People with type 1 and type 2 diabetes may experience numbness and tingling in their hands or feet. Good glucose management significantly reduces the risk of developing numbness and tingling in someone with type 1 diabetes, according to the American Diabetes Association .
Although many of the symptoms of type 1 and type 2 diabetes are similar, they present in very different ways.
Many people with type 2 diabetes wont have symptoms for many years, and their symptoms often develop slowly over a long period of time.
Some people with type 2 diabetes have no symptoms at all and dont discover they have the condition until complications arise.
The symptoms of type 1 diabetes develop quickly, typically over the course of several weeks.
Once known as juvenile diabetes, this type usually develops in childhood or adolescence. But its possible to develop type 1 diabetes later in life.
must be regularly taken , and blood sugar levels must be regularly checked.
Some people take injections into soft tissue, such as the stomach, arm, or buttocks, several times a day. Other people use insulin pumps. Insulin pumps supply a steady amount of insulin into the body through a small tube.
Blood sugar testing is an essential part of managing type 1 diabetes because blood sugar levels can go up and down quickly.
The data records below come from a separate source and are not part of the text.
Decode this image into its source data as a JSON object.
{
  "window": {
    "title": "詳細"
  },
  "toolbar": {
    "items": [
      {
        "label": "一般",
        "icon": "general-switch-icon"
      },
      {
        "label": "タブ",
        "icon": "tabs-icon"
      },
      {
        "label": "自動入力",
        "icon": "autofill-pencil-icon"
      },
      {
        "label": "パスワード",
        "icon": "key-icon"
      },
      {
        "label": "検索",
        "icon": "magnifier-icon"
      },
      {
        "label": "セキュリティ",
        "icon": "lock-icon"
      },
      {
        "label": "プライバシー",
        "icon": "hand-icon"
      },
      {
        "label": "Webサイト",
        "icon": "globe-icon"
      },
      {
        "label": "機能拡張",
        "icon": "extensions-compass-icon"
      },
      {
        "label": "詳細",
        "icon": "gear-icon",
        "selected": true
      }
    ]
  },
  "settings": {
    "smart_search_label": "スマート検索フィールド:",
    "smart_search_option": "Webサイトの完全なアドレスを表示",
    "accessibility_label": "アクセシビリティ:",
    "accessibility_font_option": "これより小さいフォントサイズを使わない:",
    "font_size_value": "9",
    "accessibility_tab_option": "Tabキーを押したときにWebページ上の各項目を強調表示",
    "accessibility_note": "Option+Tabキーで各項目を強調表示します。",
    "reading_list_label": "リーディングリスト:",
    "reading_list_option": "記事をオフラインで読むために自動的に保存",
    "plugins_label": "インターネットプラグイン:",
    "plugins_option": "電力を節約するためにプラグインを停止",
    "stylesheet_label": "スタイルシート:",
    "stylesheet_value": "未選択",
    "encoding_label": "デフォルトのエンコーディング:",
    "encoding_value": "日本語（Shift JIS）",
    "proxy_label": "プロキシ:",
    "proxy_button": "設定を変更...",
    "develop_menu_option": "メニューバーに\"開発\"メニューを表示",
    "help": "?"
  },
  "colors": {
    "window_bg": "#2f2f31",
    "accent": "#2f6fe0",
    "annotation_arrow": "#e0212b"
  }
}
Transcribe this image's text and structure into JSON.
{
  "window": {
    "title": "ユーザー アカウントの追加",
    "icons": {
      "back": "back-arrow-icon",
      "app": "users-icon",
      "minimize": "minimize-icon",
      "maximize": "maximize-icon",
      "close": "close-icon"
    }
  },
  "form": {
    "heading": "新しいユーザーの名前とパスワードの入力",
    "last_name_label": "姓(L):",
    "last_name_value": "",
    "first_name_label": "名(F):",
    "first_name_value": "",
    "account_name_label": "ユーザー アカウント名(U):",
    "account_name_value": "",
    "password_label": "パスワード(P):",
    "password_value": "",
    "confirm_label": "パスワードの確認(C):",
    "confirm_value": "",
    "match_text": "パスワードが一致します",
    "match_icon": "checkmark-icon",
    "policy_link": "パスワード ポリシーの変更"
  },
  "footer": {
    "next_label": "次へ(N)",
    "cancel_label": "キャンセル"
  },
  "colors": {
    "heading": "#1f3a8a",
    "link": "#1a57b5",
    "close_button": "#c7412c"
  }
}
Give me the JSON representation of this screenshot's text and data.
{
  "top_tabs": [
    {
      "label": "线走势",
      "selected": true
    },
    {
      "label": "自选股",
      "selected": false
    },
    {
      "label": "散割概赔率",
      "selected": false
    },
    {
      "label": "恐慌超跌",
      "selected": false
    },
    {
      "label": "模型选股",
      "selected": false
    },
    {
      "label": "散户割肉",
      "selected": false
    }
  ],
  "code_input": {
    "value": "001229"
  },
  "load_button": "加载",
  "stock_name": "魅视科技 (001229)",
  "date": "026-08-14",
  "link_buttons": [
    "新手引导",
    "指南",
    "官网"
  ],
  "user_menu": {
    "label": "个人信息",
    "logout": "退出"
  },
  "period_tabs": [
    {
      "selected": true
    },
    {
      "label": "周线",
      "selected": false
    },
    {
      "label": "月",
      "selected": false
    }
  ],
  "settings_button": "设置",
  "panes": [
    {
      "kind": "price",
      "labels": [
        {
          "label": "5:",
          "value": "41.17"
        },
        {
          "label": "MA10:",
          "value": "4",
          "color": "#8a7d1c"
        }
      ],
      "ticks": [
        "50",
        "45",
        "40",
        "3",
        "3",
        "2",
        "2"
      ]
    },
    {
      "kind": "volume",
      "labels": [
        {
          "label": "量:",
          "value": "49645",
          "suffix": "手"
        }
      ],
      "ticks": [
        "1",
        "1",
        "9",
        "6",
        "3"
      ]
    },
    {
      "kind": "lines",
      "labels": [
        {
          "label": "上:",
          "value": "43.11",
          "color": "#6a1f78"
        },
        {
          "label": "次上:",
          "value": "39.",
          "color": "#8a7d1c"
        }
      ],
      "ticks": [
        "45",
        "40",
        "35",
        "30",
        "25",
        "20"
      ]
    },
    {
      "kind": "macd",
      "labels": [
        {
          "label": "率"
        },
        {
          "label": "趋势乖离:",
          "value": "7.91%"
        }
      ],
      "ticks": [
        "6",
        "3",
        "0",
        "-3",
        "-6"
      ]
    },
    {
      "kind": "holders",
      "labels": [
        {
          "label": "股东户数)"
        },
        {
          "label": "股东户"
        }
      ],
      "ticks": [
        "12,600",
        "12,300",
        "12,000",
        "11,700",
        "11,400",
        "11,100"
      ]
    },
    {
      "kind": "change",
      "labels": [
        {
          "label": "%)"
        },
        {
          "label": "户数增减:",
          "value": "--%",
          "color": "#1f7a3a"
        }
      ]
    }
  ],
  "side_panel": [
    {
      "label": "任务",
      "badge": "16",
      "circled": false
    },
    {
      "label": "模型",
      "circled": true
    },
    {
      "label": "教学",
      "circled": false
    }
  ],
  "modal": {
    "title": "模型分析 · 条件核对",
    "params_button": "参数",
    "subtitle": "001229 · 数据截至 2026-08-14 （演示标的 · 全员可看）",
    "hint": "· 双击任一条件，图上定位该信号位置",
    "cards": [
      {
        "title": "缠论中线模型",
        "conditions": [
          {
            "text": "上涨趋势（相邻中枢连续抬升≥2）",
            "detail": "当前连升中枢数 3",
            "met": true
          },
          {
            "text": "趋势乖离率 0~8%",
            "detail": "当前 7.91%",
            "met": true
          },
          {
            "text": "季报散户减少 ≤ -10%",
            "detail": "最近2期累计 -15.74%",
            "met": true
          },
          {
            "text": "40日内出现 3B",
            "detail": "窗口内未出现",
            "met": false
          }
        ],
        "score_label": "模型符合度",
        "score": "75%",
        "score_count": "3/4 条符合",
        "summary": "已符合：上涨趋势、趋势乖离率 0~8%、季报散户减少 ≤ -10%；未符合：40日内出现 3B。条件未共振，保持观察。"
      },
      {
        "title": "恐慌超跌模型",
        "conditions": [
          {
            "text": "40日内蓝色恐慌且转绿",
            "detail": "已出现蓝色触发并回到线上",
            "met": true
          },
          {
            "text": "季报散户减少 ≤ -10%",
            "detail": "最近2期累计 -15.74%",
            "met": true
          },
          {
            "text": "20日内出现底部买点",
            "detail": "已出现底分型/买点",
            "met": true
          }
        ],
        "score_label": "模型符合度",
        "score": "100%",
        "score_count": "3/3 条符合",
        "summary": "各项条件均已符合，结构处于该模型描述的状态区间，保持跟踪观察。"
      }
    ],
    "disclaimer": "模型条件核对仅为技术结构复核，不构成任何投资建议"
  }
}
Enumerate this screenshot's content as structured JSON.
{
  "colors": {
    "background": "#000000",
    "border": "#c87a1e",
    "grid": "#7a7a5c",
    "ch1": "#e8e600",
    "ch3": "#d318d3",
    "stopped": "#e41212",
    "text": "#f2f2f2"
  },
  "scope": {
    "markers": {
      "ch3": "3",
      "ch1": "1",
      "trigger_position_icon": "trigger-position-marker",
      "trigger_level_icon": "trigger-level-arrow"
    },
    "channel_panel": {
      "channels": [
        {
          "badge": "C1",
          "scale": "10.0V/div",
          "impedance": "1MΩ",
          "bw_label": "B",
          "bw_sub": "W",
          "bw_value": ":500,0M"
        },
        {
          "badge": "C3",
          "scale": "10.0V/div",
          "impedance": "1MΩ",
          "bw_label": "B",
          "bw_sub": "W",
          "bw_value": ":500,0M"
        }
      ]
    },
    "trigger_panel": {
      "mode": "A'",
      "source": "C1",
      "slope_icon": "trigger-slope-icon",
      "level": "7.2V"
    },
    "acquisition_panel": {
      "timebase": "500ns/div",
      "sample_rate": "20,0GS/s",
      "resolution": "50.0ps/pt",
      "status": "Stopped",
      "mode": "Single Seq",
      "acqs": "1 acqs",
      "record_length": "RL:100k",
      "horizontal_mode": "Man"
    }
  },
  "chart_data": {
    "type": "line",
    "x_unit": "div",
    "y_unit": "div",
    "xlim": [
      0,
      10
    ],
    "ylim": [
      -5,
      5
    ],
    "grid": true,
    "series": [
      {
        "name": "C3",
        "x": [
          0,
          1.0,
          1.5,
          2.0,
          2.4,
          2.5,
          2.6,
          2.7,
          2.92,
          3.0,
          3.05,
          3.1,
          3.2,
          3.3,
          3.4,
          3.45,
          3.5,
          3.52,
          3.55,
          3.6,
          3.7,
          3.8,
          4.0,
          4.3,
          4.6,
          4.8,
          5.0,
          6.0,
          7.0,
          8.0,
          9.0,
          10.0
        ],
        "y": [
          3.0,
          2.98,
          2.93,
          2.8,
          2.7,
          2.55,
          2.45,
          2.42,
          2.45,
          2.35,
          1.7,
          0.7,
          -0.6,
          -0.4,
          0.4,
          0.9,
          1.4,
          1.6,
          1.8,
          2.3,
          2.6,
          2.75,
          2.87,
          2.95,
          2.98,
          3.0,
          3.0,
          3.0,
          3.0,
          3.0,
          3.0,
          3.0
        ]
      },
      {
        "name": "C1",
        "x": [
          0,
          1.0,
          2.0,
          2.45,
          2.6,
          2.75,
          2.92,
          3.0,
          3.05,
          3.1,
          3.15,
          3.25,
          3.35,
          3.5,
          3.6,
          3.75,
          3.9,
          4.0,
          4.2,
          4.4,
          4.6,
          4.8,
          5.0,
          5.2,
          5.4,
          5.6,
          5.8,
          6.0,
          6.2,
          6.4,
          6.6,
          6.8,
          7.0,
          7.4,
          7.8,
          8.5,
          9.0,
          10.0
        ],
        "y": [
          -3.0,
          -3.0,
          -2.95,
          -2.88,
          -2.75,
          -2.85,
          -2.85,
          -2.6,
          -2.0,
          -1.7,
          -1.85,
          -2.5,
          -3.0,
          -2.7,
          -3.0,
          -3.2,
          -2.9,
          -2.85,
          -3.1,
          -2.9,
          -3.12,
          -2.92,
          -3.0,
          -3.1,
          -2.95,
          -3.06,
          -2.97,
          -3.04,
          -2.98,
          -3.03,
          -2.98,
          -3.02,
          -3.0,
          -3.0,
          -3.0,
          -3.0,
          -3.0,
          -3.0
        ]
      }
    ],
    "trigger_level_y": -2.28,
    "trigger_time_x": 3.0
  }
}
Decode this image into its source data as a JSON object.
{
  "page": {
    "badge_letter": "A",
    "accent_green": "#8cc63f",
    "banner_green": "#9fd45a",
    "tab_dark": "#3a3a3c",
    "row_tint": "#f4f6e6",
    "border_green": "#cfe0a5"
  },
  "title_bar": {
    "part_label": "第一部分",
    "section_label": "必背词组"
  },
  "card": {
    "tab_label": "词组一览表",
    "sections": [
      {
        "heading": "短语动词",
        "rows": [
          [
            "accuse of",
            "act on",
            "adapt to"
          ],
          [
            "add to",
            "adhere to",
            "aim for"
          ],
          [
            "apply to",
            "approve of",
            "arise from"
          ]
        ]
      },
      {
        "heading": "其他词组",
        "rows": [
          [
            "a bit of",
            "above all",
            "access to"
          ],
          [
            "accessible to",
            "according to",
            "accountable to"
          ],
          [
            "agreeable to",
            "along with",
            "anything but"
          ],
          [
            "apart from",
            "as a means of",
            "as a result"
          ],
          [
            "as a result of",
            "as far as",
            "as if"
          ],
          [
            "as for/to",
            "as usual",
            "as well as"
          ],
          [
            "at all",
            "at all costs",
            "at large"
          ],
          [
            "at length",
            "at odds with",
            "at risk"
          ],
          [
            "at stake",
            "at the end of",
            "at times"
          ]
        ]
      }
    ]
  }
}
Monitoring your blood sugar is an essential part of type 2 diabetes management, too. Its the only way to know whether youre meeting your target levels.